▶
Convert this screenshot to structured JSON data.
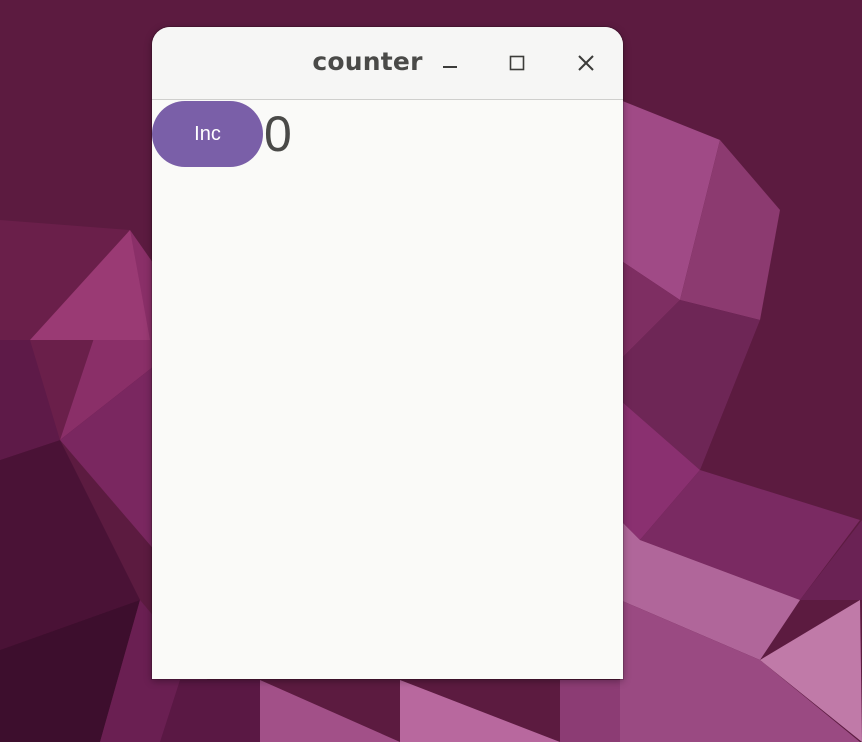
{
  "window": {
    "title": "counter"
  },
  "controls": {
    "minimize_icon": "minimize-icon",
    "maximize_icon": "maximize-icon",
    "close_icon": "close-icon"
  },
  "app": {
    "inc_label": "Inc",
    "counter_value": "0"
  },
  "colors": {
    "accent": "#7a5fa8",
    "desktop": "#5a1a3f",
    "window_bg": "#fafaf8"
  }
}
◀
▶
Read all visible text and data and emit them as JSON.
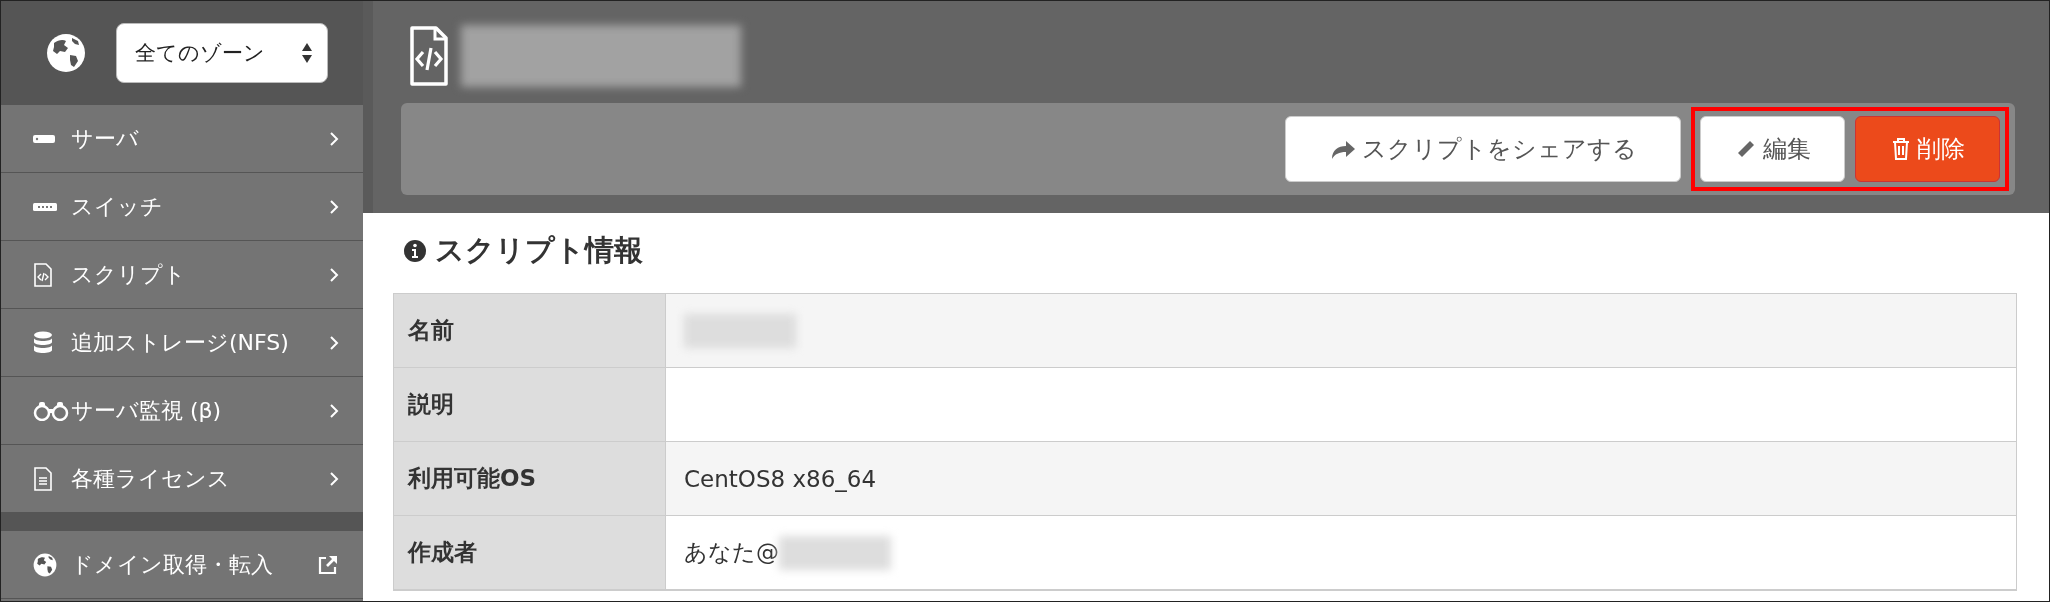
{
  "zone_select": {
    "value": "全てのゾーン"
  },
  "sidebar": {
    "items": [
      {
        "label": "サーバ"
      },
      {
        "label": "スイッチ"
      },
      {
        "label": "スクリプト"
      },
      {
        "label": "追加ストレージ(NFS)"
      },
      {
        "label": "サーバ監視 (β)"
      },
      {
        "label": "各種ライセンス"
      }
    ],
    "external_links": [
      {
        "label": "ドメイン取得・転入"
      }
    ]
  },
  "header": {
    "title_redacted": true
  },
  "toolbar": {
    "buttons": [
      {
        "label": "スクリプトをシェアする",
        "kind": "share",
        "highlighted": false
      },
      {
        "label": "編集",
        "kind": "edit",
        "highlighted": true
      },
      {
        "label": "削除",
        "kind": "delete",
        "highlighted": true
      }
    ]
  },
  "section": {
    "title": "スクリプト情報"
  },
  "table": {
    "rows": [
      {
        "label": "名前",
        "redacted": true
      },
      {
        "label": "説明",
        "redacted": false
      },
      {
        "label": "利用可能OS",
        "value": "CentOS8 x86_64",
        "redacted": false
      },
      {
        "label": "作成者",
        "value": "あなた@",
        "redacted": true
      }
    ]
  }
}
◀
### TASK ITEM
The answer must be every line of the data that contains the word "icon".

### TASK RESPONSE
    "minimize_icon": "minimize-icon",
    "maximize_icon": "maximize-icon",
    "close_icon": "close-icon"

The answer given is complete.